Your task is to copy the records that follow exactly, minus any images.

····················

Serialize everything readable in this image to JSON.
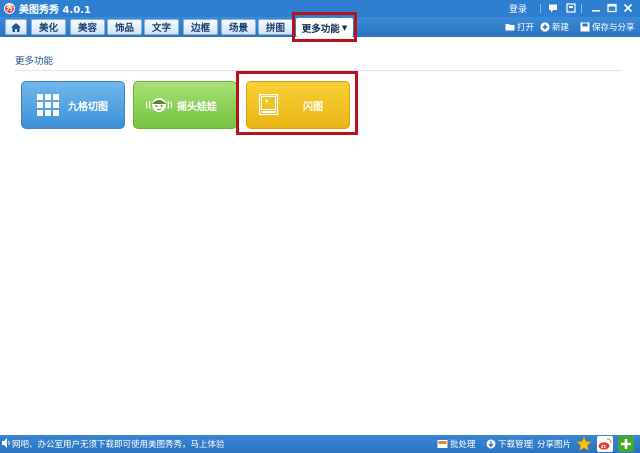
{
  "app": {
    "title": "美图秀秀 4.0.1",
    "logo_text": "秀"
  },
  "titlebar": {
    "login": "登录"
  },
  "tabs": [
    {
      "id": "home",
      "label": ""
    },
    {
      "id": "beautify",
      "label": "美化"
    },
    {
      "id": "makeup",
      "label": "美容"
    },
    {
      "id": "accessories",
      "label": "饰品"
    },
    {
      "id": "text",
      "label": "文字"
    },
    {
      "id": "border",
      "label": "边框"
    },
    {
      "id": "scene",
      "label": "场景"
    },
    {
      "id": "collage",
      "label": "拼图"
    },
    {
      "id": "more",
      "label": "更多功能"
    }
  ],
  "toolbar_right": {
    "open": "打开",
    "new": "新建",
    "save_share": "保存与分享"
  },
  "section": {
    "title": "更多功能"
  },
  "features": {
    "grid": "九格切图",
    "shake": "摇头娃娃",
    "flash": "闪图"
  },
  "status": {
    "message": "网吧、办公室用户无须下载即可使用美图秀秀，马上体验",
    "batch": "批处理",
    "downloads": "下载管理",
    "share": "分享图片"
  },
  "colors": {
    "titlebar": "#2f7fd0",
    "highlight": "#b5121b",
    "grid_button": "#4b9ae0",
    "shake_button": "#86cc4e",
    "flash_button": "#f0c023"
  },
  "icons": [
    "app-logo-icon",
    "speaker-icon",
    "home-icon",
    "grid-icon",
    "doll-icon",
    "image-icon",
    "open-folder-icon",
    "new-plus-icon",
    "save-icon",
    "batch-icon",
    "download-icon",
    "star-icon",
    "weibo-icon",
    "add-icon"
  ]
}
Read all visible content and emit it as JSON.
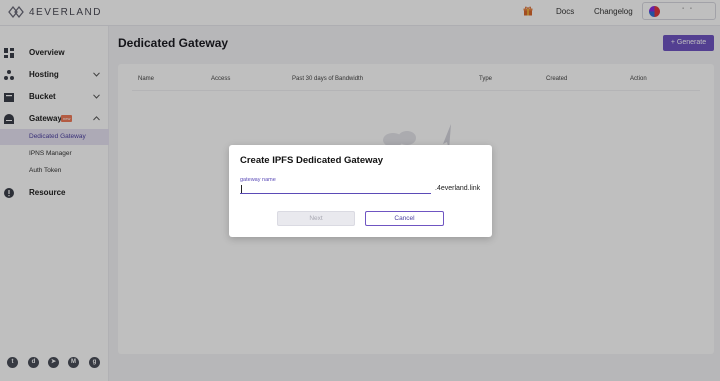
{
  "brand": {
    "name": "4EVERLAND"
  },
  "header": {
    "gift_icon": "gift-icon",
    "links": [
      "Docs",
      "Changelog"
    ],
    "account_icon": "user-avatar-icon"
  },
  "sidebar": {
    "items": [
      {
        "label": "Overview",
        "icon": "overview-grid-icon"
      },
      {
        "label": "Hosting",
        "icon": "hosting-nodes-icon",
        "expandable": true
      },
      {
        "label": "Bucket",
        "icon": "bucket-icon",
        "expandable": true
      },
      {
        "label": "Gateway",
        "icon": "gateway-icon",
        "expandable": true,
        "expanded": true,
        "badge": "new",
        "children": [
          {
            "label": "Dedicated Gateway",
            "active": true
          },
          {
            "label": "IPNS Manager"
          },
          {
            "label": "Auth Token"
          }
        ]
      },
      {
        "label": "Resource",
        "icon": "resource-info-icon"
      }
    ],
    "socials": [
      {
        "name": "twitter-icon",
        "glyph": "t"
      },
      {
        "name": "discord-icon",
        "glyph": "d"
      },
      {
        "name": "telegram-icon",
        "glyph": "➤"
      },
      {
        "name": "medium-icon",
        "glyph": "M"
      },
      {
        "name": "github-icon",
        "glyph": "g"
      }
    ]
  },
  "main": {
    "title": "Dedicated Gateway",
    "generate_button": "+ Generate",
    "table": {
      "columns": [
        "Name",
        "Access",
        "Past 30 days of Bandwidth",
        "Type",
        "Created",
        "Action"
      ]
    }
  },
  "modal": {
    "title": "Create IPFS Dedicated Gateway",
    "field_label": "gateway name",
    "input_value": "",
    "suffix": ".4everland.link",
    "next_label": "Next",
    "cancel_label": "Cancel"
  },
  "colors": {
    "accent": "#6f55c2",
    "active_bg": "#e7e3f3",
    "badge": "#ef7b5a"
  }
}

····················

• **OUTPUT**:
Serialize everything readable in this image to JSON.
{
  "app": {
    "title": "美图秀秀 4.0.1",
    "logo_text": "秀"
  },
  "titlebar": {
    "login": "登录"
  },
  "tabs": [
    {
      "id": "home",
      "label": ""
    },
    {
      "id": "beautify",
      "label": "美化"
    },
    {
      "id": "makeup",
      "label": "美容"
    },
    {
      "id": "accessories",
      "label": "饰品"
    },
    {
      "id": "text",
      "label": "文字"
    },
    {
      "id": "border",
      "label": "边框"
    },
    {
      "id": "scene",
      "label": "场景"
    },
    {
      "id": "collage",
      "label": "拼图"
    },
    {
      "id": "more",
      "label": "更多功能"
    }
  ],
  "toolbar_right": {
    "open": "打开",
    "new": "新建",
    "save_share": "保存与分享"
  },
  "section": {
    "title": "更多功能"
  },
  "features": {
    "grid": "九格切图",
    "shake": "摇头娃娃",
    "flash": "闪图"
  },
  "status": {
    "message": "网吧、办公室用户无须下载即可使用美图秀秀，马上体验",
    "batch": "批处理",
    "downloads": "下载管理",
    "share": "分享图片"
  },
  "colors": {
    "titlebar": "#2f7fd0",
    "highlight": "#b5121b",
    "grid_button": "#4b9ae0",
    "shake_button": "#86cc4e",
    "flash_button": "#f0c023"
  },
  "icons": [
    "app-logo-icon",
    "speaker-icon",
    "home-icon",
    "grid-icon",
    "doll-icon",
    "image-icon",
    "open-folder-icon",
    "new-plus-icon",
    "save-icon",
    "batch-icon",
    "download-icon",
    "star-icon",
    "weibo-icon",
    "add-icon"
  ]
}
Read all visible content and emit it as JSON.
{
  "brand": {
    "name": "4EVERLAND"
  },
  "header": {
    "gift_icon": "gift-icon",
    "links": [
      "Docs",
      "Changelog"
    ],
    "account_icon": "user-avatar-icon"
  },
  "sidebar": {
    "items": [
      {
        "label": "Overview",
        "icon": "overview-grid-icon"
      },
      {
        "label": "Hosting",
        "icon": "hosting-nodes-icon",
        "expandable": true
      },
      {
        "label": "Bucket",
        "icon": "bucket-icon",
        "expandable": true
      },
      {
        "label": "Gateway",
        "icon": "gateway-icon",
        "expandable": true,
        "expanded": true,
        "badge": "new",
        "children": [
          {
            "label": "Dedicated Gateway",
            "active": true
          },
          {
            "label": "IPNS Manager"
          },
          {
            "label": "Auth Token"
          }
        ]
      },
      {
        "label": "Resource",
        "icon": "resource-info-icon"
      }
    ],
    "socials": [
      {
        "name": "twitter-icon",
        "glyph": "t"
      },
      {
        "name": "discord-icon",
        "glyph": "d"
      },
      {
        "name": "telegram-icon",
        "glyph": "➤"
      },
      {
        "name": "medium-icon",
        "glyph": "M"
      },
      {
        "name": "github-icon",
        "glyph": "g"
      }
    ]
  },
  "main": {
    "title": "Dedicated Gateway",
    "generate_button": "+ Generate",
    "table": {
      "columns": [
        "Name",
        "Access",
        "Past 30 days of Bandwidth",
        "Type",
        "Created",
        "Action"
      ]
    }
  },
  "modal": {
    "title": "Create IPFS Dedicated Gateway",
    "field_label": "gateway name",
    "input_value": "",
    "suffix": ".4everland.link",
    "next_label": "Next",
    "cancel_label": "Cancel"
  },
  "colors": {
    "accent": "#6f55c2",
    "active_bg": "#e7e3f3",
    "badge": "#ef7b5a"
  }
}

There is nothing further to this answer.